If you get a warning notifying that ‘your battery is running out of juice’ and offering to download a patch that will help you to save it, make sure you ignore such alert because new scareware acting exactly like that has been found. Created for the smartphones running Google’s Android, ‘Battery Upgrade’ or ‘Battery Doctor’ scam is not what it appears to be – next to the setting that allows to turn off the phone’s wi-fi radio and other power-consuming components, it unnoticeably provides information about victim’s phone and activity for scammers.
This fake Battery Upgrade/Battery Doctor variant is designed to look like operating system patch or update which is actively offered by triggering a download button. After this clear social engineering scheme used for installation, on the first execution victim receives some information about the battery and running apps. However, program also unnoticeably connects to its ad server which is named lp.mobsqueeze.com. In addition, ‘Battery Doctor’ loads NotifAdSDK service helping to check in and send user’s profile information every four hours.

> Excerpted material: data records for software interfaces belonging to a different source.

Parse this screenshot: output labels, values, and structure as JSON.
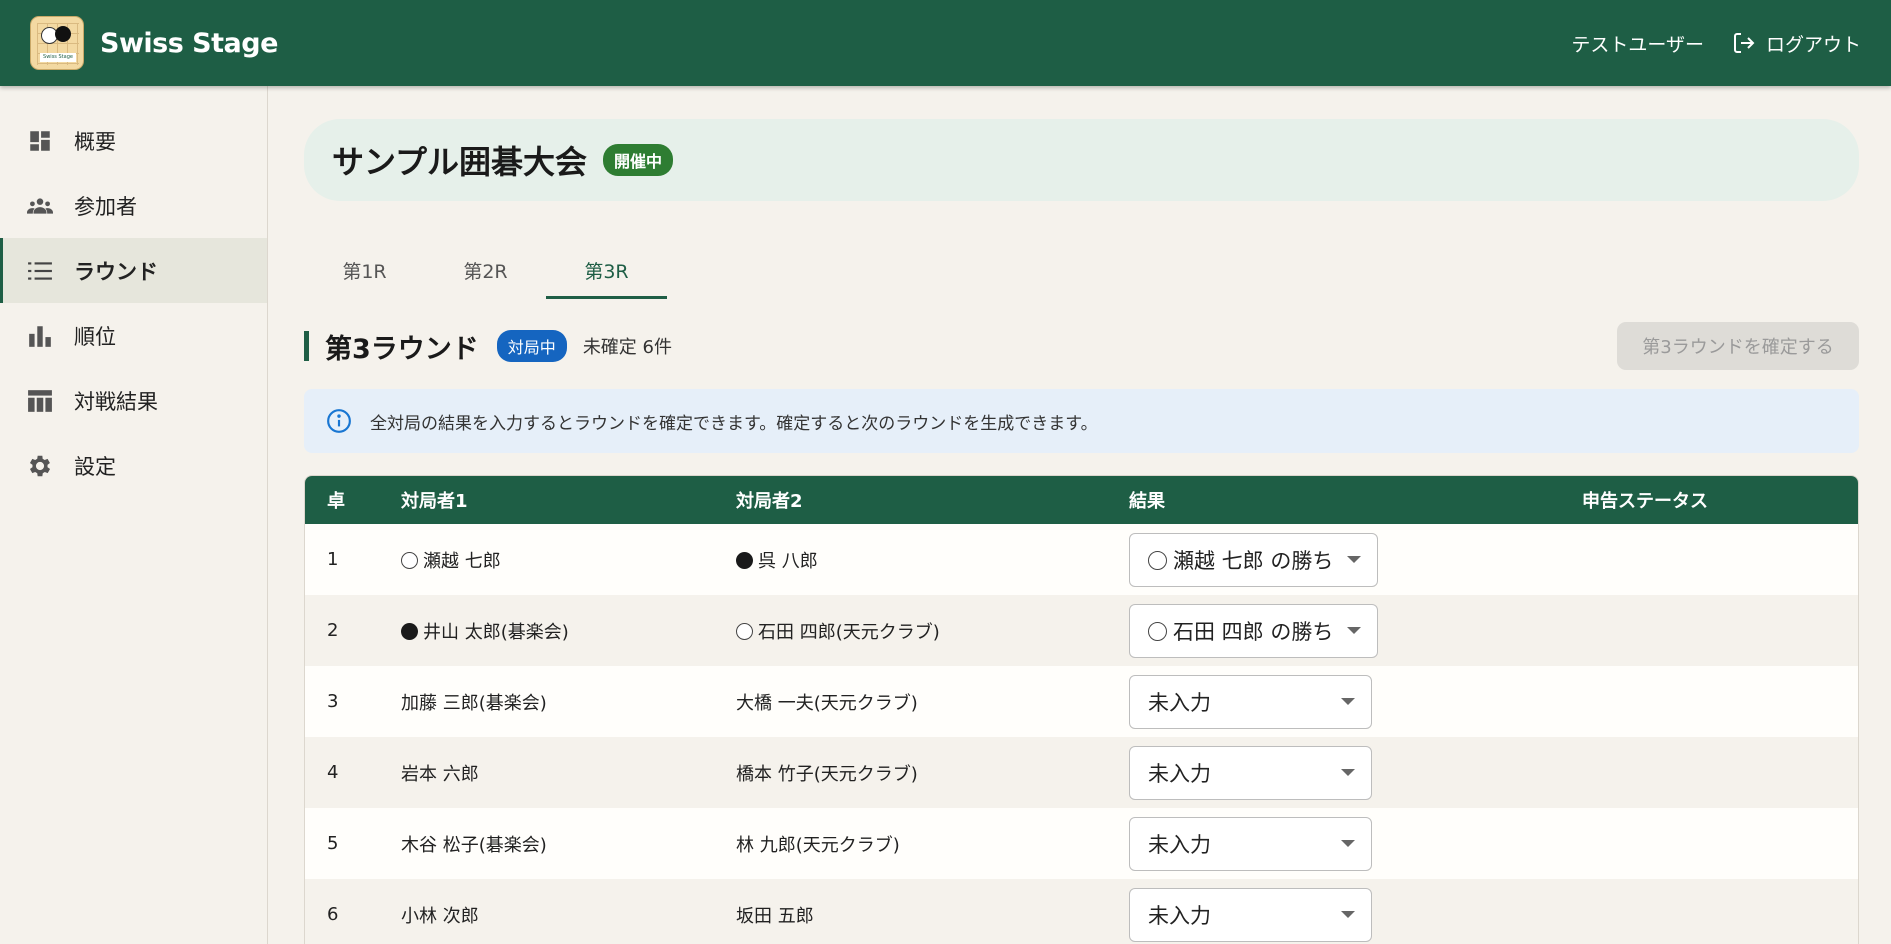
{
  "app": {
    "title": "Swiss Stage",
    "logo_text": "Swiss Stage"
  },
  "header": {
    "user_name": "テストユーザー",
    "logout_label": "ログアウト"
  },
  "sidebar": {
    "items": [
      {
        "label": "概要",
        "icon": "dashboard-icon"
      },
      {
        "label": "参加者",
        "icon": "people-icon"
      },
      {
        "label": "ラウンド",
        "icon": "list-icon",
        "active": true
      },
      {
        "label": "順位",
        "icon": "bar-chart-icon"
      },
      {
        "label": "対戦結果",
        "icon": "table-icon"
      },
      {
        "label": "設定",
        "icon": "gear-icon"
      }
    ]
  },
  "tournament": {
    "name": "サンプル囲碁大会",
    "status": "開催中"
  },
  "tabs": [
    {
      "label": "第1R"
    },
    {
      "label": "第2R"
    },
    {
      "label": "第3R",
      "active": true
    }
  ],
  "round": {
    "title": "第3ラウンド",
    "status": "対局中",
    "pending": "未確定 6件",
    "confirm_label": "第3ラウンドを確定する"
  },
  "info": {
    "message": "全対局の結果を入力するとラウンドを確定できます。確定すると次のラウンドを生成できます。"
  },
  "table": {
    "headers": {
      "table": "卓",
      "player1": "対局者1",
      "player2": "対局者2",
      "result": "結果",
      "status": "申告ステータス"
    },
    "rows": [
      {
        "table": "1",
        "player1": "瀬越 七郎",
        "p1_stone": "white",
        "player2": "呉 八郎",
        "p2_stone": "black",
        "result": "瀬越 七郎 の勝ち",
        "result_stone": "white"
      },
      {
        "table": "2",
        "player1": "井山 太郎(碁楽会)",
        "p1_stone": "black",
        "player2": "石田 四郎(天元クラブ)",
        "p2_stone": "white",
        "result": "石田 四郎 の勝ち",
        "result_stone": "white"
      },
      {
        "table": "3",
        "player1": "加藤 三郎(碁楽会)",
        "p1_stone": "",
        "player2": "大橋 一夫(天元クラブ)",
        "p2_stone": "",
        "result": "未入力",
        "result_stone": ""
      },
      {
        "table": "4",
        "player1": "岩本 六郎",
        "p1_stone": "",
        "player2": "橋本 竹子(天元クラブ)",
        "p2_stone": "",
        "result": "未入力",
        "result_stone": ""
      },
      {
        "table": "5",
        "player1": "木谷 松子(碁楽会)",
        "p1_stone": "",
        "player2": "林 九郎(天元クラブ)",
        "p2_stone": "",
        "result": "未入力",
        "result_stone": ""
      },
      {
        "table": "6",
        "player1": "小林 次郎",
        "p1_stone": "",
        "player2": "坂田 五郎",
        "p2_stone": "",
        "result": "未入力",
        "result_stone": ""
      }
    ]
  },
  "colors": {
    "primary": "#1e5e45",
    "open_chip": "#2e7d32",
    "playing_chip": "#1565c0",
    "info_bg": "#e6eff9"
  }
}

Though this app is not malicious one, it has undesirable elements that may additionally be connected to malware. Android users have already been notified about Battery Saver (GGTracker) ads that lead to the Android Trojan horse infection. So, to avoid being infected, pay attention to various pop up adds that appear on your smartphone and claim you need to update software and read app reviews carefully. In addition, download reputable mobile security protection software.